Stock Configuration & Condition: The grips are a one piece walnut stock that is marked “1887” with a serial number range correct inspector mark from John G. Butler on the left side. The inside of the left portion shows a repaired crack, with some very old brown wood filler on the top areas, please see our pictures. The butt has deep marks, most look to be nail heads, the lower edges have chip losses. The grips are in about Good condition as having had a repair at some point.
Type of Finish: Blue & Case Colored
Finish Originality: Factory Original
Bore Condition: The bore is gray and the narrow lands in the rifling are well defined. There is light erosion sprinkled throughout the bore with several spots of moderate erosion in the grooves, with a few spots that cover both a groove and one of its adjacent lands.
Overall Condition: This revolver retains about 0% of its metal finish. The surfaces have sifted to beautiful patina with areas of light to moderate erosion. The ejector rod, cylinder and loading gate have heavier wear, looking to be from holster use. The butt of the grip frame has a few marks that correspond with compression on the butt of the stock, the frame’s coloring has transitioned to mottled dark gray with erosion on the rear and lower areas, please see our pictures. The screw head slots range from light tomoderately tooled. The markings are faded on the top of the barrel, the rear of the stock’s number is no longer visible, the inspector and date stamp are faded on the left of the stock. Overall, this revolver rates in about Fair condition given its mechanics.
Mechanics: The cylinder has heavy play in full lockup of all 6 chambers. The hammer only sets into 3 of the 4 notches; the hammer does not sit flush with the frame when placed forward. We have not fired this handgun. As with all used firearms, a thorough cleaning may be necessary to meet your maintenance standards.
Box, Paperwork & Accessories: Included is an original Colt factory letter which indicates the following:
Serial Number: 119420
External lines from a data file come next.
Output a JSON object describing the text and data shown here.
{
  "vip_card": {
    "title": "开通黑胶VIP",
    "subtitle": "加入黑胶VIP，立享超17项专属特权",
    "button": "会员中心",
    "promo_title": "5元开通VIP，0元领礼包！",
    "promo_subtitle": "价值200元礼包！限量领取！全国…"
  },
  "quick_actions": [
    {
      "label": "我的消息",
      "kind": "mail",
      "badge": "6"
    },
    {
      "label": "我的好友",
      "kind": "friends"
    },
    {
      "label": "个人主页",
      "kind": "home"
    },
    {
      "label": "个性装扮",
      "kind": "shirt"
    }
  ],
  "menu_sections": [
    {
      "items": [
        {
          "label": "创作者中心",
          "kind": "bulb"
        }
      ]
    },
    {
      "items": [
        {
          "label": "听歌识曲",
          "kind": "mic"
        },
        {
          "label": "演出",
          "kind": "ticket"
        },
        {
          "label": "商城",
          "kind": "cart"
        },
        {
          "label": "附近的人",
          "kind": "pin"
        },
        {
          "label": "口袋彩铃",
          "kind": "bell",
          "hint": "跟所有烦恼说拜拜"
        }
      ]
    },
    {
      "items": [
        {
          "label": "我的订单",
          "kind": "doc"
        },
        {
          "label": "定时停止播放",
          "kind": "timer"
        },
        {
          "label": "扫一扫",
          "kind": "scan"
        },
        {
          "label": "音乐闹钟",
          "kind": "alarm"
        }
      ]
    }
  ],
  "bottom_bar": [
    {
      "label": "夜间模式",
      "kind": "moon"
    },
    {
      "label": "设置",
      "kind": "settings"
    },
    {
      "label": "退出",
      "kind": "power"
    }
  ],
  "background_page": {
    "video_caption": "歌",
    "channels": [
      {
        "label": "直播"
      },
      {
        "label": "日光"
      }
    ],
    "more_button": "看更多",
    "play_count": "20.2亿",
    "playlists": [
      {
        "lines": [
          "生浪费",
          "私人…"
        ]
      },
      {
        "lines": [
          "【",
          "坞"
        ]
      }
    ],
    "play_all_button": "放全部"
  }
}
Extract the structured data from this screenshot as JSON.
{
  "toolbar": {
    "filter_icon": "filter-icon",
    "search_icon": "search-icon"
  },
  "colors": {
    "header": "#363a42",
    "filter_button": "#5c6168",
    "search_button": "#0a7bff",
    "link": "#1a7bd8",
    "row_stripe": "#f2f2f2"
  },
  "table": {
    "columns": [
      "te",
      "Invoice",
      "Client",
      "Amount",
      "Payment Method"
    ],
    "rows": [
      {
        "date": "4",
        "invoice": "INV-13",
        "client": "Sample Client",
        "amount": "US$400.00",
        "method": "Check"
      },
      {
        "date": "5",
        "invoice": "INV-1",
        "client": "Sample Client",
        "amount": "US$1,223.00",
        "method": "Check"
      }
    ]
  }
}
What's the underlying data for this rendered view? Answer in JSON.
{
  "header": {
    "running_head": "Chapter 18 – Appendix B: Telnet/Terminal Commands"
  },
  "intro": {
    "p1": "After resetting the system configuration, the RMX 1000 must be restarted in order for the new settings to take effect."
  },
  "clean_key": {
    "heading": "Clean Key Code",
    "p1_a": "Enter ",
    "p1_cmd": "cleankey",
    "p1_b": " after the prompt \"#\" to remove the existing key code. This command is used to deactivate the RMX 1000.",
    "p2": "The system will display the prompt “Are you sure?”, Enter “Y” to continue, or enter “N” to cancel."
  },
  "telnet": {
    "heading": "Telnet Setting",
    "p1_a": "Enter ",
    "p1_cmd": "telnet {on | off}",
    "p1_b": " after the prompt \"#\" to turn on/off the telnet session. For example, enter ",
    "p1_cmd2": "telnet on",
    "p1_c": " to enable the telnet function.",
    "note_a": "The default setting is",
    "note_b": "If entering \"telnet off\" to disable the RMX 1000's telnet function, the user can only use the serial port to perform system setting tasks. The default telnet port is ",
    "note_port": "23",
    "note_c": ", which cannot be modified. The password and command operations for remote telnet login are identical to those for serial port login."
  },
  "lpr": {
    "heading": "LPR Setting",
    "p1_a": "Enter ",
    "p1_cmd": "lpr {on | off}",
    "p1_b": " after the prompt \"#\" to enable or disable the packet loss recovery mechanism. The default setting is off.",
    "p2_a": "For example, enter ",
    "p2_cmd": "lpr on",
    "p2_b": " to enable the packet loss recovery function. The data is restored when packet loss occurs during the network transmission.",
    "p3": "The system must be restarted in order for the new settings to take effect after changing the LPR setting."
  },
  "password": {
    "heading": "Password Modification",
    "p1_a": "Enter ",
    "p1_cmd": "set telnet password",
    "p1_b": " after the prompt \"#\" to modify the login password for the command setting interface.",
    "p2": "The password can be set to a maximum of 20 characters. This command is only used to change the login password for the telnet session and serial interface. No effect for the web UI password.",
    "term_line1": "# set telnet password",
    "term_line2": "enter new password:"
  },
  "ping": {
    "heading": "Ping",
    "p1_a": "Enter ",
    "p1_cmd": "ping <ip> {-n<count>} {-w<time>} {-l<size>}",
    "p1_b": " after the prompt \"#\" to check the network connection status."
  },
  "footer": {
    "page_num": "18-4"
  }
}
Caliber: .45 / c
Barrel Length: Not Listed
Type Of Stocks: Not Listed
Sold To: United States Government
Shipped To: U.S. Government Inspector
Address: Located at the Colt Plant
Date Of Shipment: January 26, 1887
Number of Same Type of Guns in Shipment: 300
The letter has no major damages and is in Excellent condition.
Our Assessment: From http://www.deviantart.com/morelikethis/322444596/digitalart/drawings/technical?view_mode=2#skins: “The Colt Single Action Army handgun is a single action revolver with a revolving cylinder holding six rounds. It was designed for the US government service revolver trials of 1873 by Colt’s Manufacturing Company and adopted as the standard military service revolver until 1892. Although the SAA has been offered in over 30 different calibers and various barrel lengths, its overall appearance has remained consistent since 1873. Colt has discontinued its production twice, but brought it back due to excessive demand.”. This revolver is a 1st Generation Single Action Army Cavalry configuration, with a 7 1/2″ barrel and is lettered to a U.S. Government order of 300 items in January 26, 1887; R.L. Wilson’s Book of Colt Firearms, page 249, indicates a total order of 2,000 revolvers and parts on November 4 of 1886, with a delivery in February and March of 1887, corresponding with this revolver’s documented shipment date. The action will need some work to operate correctly but in all, this is a beautiful revolver that should do great in your collection. There are dozens of variations of Colt SAA revolvers to collect between the three generations, blackpowder vs. smokeless frames, army marked vs. civilian, etc. making it almost impossible for the collector to obtain one of each, and making all of them desirable.